[[ Data for processing open ]]
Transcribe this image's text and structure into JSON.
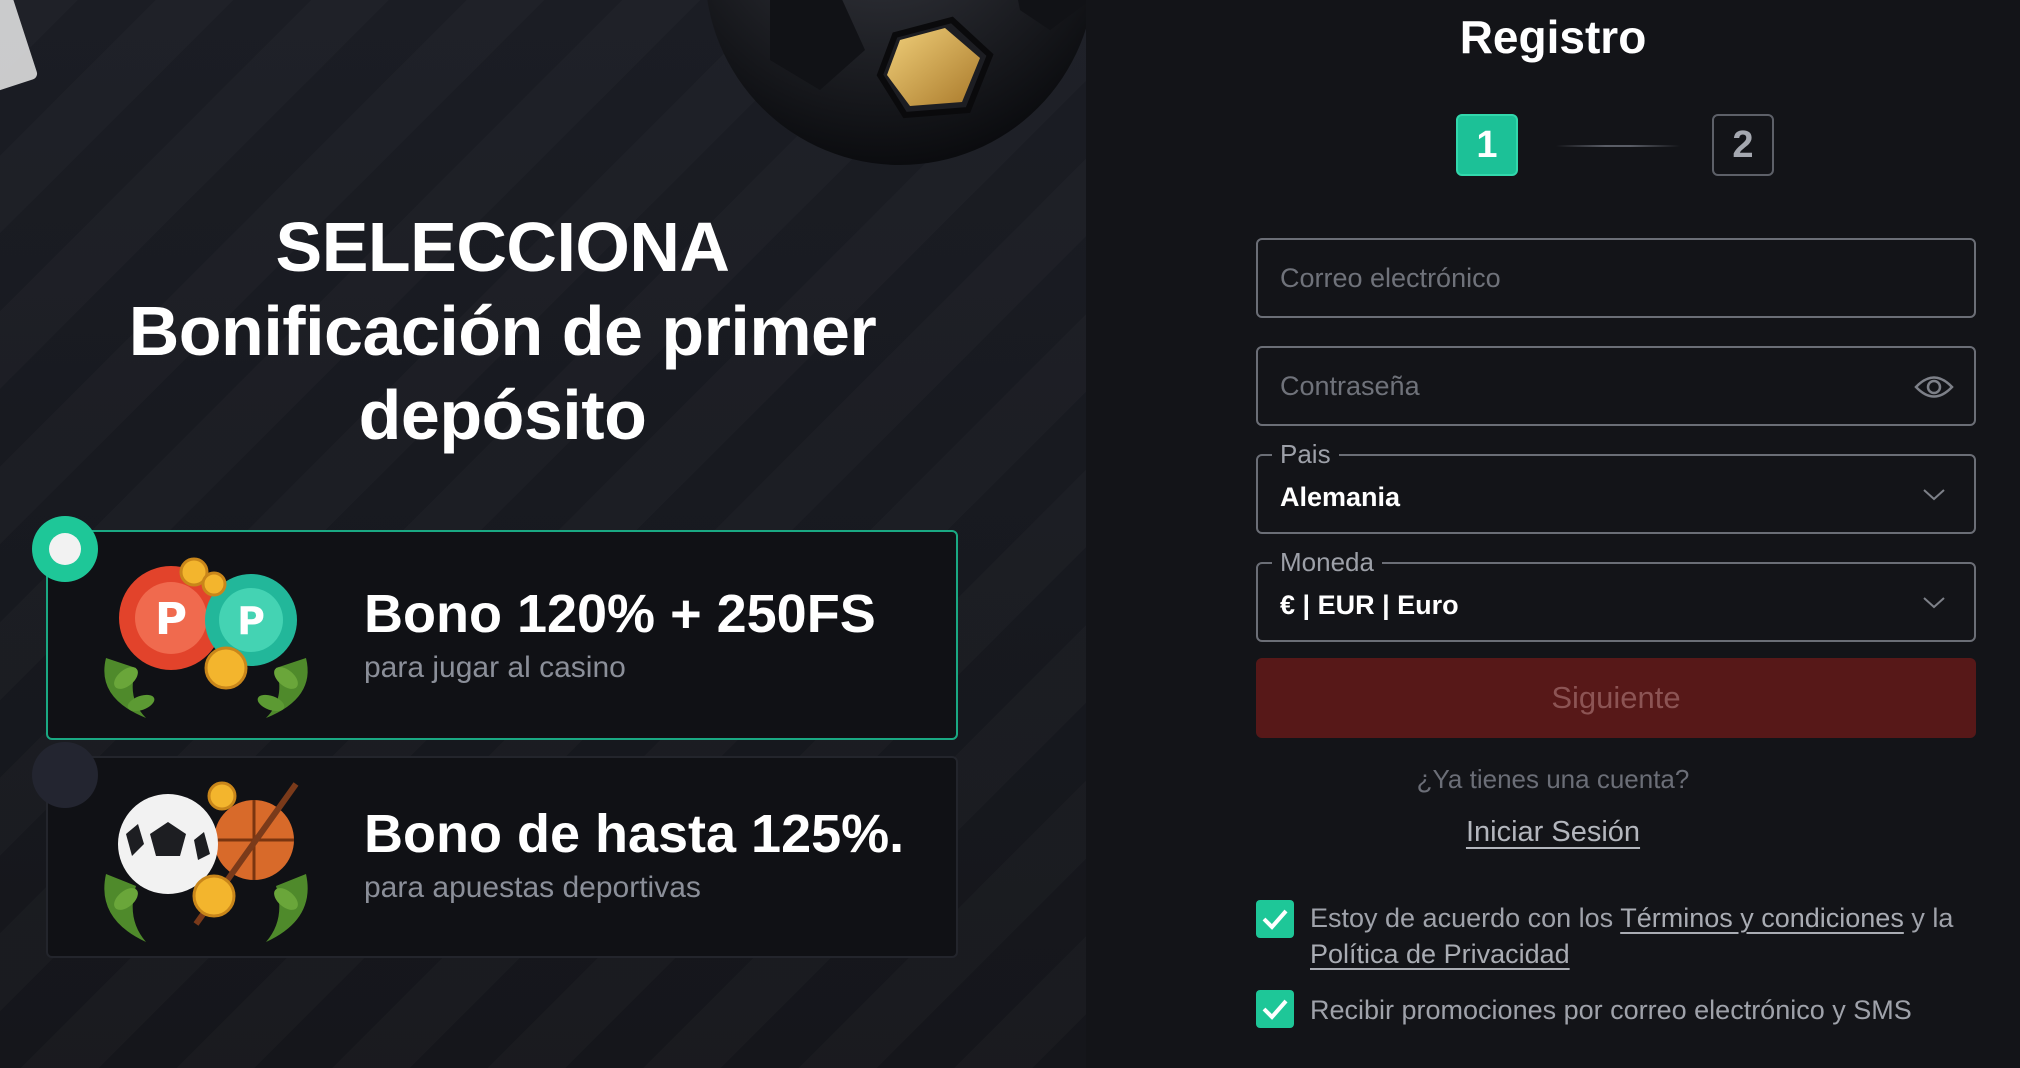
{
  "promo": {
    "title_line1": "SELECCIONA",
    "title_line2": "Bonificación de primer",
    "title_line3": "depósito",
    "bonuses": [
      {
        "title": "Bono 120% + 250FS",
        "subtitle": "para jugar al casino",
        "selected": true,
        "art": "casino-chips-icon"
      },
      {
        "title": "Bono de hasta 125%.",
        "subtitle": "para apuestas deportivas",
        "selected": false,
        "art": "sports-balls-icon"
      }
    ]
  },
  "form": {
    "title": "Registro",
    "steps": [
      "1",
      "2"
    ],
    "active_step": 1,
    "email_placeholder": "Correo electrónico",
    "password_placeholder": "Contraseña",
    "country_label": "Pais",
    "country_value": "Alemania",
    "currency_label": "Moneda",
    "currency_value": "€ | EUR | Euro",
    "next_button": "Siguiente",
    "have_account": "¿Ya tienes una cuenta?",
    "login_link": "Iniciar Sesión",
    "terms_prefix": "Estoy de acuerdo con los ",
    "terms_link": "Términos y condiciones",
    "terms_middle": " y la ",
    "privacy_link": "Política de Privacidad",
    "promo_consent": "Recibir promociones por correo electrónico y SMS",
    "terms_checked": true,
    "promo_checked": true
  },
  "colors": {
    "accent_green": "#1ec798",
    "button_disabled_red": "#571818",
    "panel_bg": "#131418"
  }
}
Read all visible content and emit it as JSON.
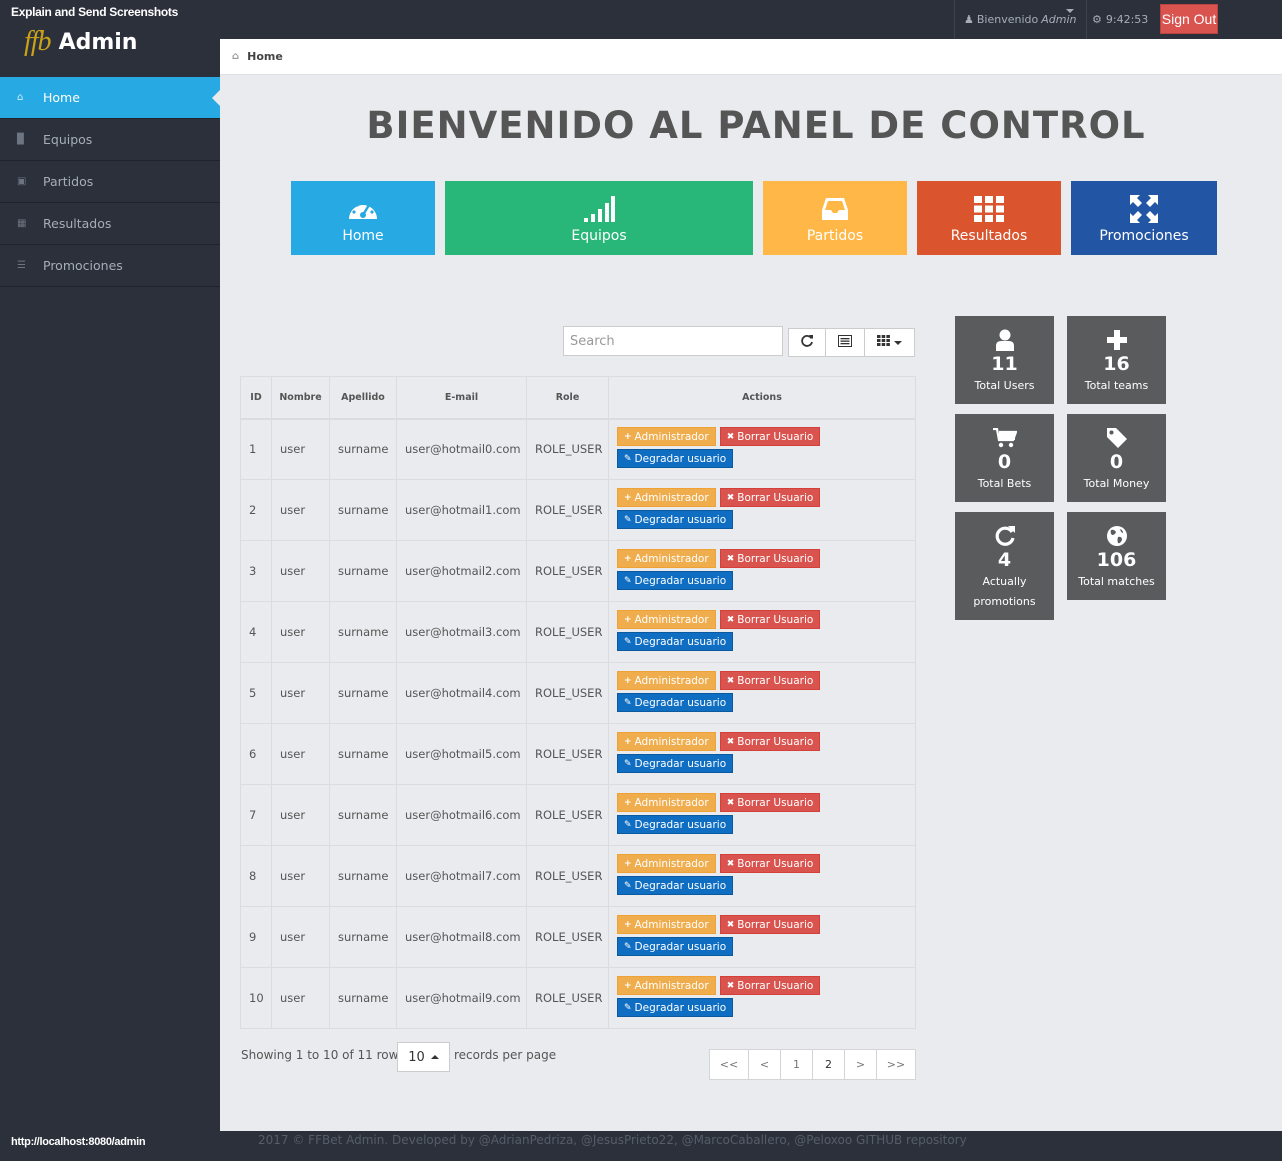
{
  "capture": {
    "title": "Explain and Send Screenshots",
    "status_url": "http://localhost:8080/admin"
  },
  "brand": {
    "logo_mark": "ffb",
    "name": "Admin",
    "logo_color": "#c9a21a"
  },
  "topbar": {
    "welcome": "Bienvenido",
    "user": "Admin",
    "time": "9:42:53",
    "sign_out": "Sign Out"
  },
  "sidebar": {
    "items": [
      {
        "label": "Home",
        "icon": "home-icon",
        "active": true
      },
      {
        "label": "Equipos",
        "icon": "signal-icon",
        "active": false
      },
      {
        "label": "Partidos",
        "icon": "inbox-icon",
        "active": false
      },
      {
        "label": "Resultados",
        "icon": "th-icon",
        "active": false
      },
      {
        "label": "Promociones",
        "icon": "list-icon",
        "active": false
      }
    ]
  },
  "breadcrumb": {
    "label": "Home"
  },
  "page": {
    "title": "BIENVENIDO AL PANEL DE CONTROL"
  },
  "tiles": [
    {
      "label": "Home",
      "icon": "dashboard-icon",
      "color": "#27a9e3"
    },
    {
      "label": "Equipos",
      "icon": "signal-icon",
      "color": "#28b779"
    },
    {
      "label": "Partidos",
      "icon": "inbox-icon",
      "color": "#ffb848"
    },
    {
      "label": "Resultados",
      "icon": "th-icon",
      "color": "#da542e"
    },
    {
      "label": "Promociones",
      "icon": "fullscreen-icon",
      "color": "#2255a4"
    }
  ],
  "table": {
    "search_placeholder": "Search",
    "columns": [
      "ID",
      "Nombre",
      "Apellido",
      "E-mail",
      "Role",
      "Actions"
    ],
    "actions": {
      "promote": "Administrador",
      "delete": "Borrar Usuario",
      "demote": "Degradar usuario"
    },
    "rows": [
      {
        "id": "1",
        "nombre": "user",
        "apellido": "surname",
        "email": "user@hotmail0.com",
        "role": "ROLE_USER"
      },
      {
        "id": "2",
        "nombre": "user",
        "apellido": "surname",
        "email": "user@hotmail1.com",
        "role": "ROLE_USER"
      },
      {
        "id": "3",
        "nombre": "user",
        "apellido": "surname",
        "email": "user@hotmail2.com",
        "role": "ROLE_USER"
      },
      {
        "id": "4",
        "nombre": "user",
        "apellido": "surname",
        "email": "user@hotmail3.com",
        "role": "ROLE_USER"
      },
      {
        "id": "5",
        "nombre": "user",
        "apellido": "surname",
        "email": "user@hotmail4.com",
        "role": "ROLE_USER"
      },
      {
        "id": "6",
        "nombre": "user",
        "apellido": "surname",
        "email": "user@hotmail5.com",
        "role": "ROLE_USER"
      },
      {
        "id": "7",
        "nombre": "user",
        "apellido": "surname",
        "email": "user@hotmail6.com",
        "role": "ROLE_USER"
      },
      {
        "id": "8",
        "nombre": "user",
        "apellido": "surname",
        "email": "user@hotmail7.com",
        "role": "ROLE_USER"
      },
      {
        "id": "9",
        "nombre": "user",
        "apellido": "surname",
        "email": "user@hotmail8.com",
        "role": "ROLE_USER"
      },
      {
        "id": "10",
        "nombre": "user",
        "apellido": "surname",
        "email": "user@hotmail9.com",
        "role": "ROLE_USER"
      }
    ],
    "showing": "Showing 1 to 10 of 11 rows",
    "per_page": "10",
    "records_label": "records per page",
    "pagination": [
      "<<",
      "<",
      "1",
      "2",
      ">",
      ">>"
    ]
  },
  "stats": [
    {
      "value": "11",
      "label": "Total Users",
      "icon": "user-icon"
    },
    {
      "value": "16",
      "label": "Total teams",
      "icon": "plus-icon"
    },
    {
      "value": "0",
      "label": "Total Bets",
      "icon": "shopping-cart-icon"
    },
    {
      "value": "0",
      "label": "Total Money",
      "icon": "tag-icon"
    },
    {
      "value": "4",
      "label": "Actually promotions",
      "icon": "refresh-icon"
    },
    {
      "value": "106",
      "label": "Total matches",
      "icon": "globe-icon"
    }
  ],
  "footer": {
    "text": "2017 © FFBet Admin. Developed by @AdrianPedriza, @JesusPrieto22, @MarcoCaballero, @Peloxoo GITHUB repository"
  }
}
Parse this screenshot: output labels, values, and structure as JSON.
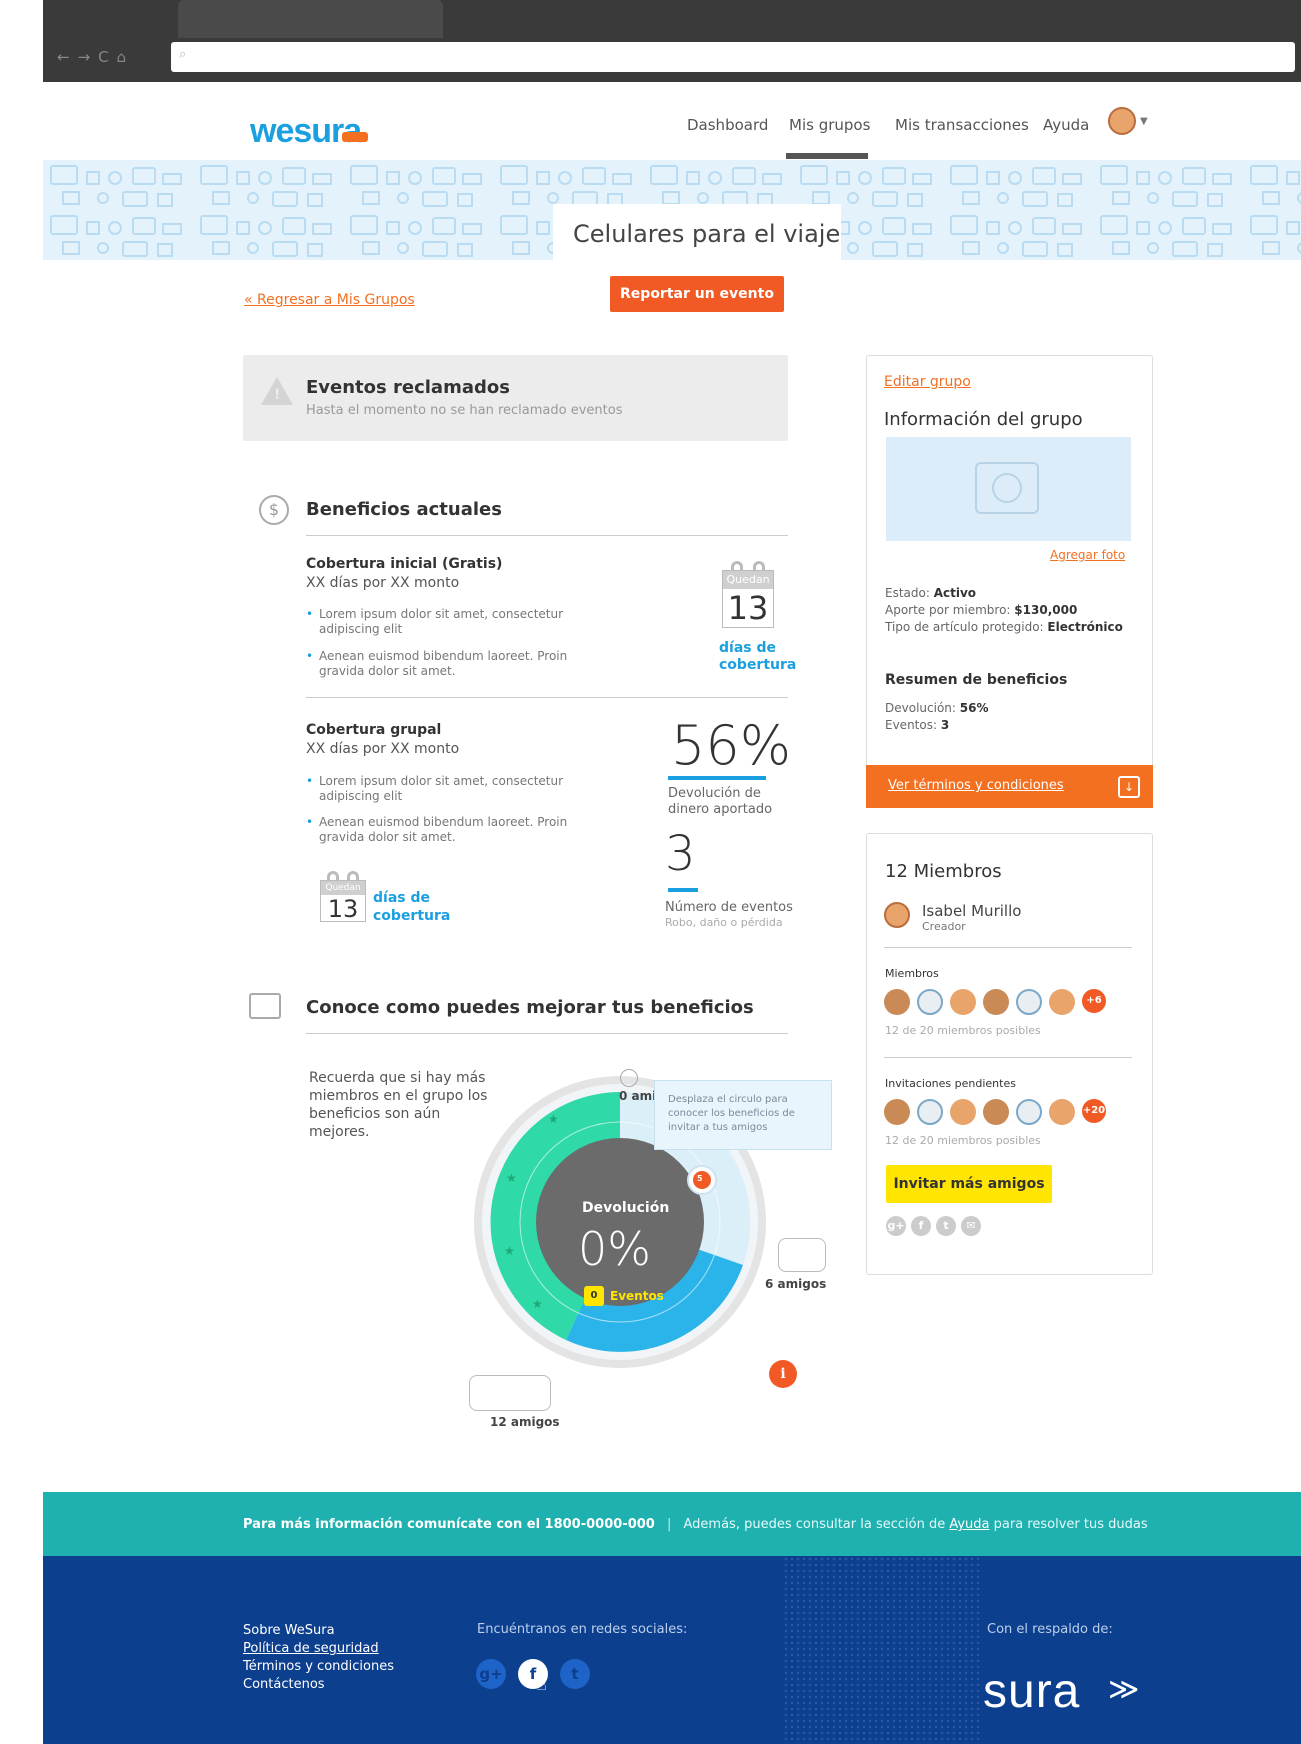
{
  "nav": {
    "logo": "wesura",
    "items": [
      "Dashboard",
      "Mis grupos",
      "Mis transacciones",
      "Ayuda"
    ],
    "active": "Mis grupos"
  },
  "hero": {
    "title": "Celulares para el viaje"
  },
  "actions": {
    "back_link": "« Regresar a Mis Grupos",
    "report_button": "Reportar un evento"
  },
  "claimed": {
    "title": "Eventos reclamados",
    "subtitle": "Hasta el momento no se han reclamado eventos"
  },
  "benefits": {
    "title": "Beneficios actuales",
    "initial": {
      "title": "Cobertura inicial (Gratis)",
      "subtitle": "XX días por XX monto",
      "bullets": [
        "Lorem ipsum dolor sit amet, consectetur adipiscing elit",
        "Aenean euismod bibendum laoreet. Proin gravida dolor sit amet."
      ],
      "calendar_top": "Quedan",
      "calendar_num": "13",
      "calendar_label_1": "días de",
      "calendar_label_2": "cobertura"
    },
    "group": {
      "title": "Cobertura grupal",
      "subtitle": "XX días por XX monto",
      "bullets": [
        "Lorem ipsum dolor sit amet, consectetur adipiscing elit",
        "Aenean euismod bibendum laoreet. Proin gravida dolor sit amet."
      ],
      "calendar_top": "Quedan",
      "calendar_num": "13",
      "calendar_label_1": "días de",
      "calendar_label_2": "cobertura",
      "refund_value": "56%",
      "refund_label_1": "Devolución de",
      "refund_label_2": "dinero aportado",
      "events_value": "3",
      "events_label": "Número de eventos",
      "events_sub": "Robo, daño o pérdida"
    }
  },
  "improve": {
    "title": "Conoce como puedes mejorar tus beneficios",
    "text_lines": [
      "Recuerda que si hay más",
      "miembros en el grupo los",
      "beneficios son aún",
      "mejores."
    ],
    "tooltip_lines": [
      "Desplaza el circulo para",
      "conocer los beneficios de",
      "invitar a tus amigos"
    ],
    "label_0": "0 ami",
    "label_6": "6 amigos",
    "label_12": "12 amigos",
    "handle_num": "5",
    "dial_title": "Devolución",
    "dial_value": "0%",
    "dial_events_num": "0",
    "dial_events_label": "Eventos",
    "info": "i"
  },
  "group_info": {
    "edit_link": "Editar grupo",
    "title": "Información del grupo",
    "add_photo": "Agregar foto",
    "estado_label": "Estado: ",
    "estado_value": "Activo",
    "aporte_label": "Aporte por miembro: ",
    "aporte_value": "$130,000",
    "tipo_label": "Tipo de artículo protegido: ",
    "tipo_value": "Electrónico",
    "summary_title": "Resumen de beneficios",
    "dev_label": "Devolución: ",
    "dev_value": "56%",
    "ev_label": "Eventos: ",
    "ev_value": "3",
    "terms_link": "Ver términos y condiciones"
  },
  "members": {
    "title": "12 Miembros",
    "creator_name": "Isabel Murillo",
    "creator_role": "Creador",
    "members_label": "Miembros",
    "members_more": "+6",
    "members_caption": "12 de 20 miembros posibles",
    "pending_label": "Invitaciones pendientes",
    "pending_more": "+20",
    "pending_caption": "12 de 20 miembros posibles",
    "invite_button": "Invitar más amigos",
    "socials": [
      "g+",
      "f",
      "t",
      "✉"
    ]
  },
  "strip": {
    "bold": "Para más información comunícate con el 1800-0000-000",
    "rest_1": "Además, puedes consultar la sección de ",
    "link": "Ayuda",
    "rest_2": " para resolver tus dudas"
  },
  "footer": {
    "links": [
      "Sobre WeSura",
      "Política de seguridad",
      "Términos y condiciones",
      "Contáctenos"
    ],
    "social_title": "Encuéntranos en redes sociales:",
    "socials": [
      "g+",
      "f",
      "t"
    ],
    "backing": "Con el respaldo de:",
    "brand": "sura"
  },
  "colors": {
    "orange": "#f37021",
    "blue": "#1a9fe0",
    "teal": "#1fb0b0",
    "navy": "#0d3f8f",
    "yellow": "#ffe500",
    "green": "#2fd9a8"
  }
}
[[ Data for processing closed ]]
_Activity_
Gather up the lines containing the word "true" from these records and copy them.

_Task response_
        "selected": true,
    "terms_checked": true,
    "promo_checked": true
        "active": true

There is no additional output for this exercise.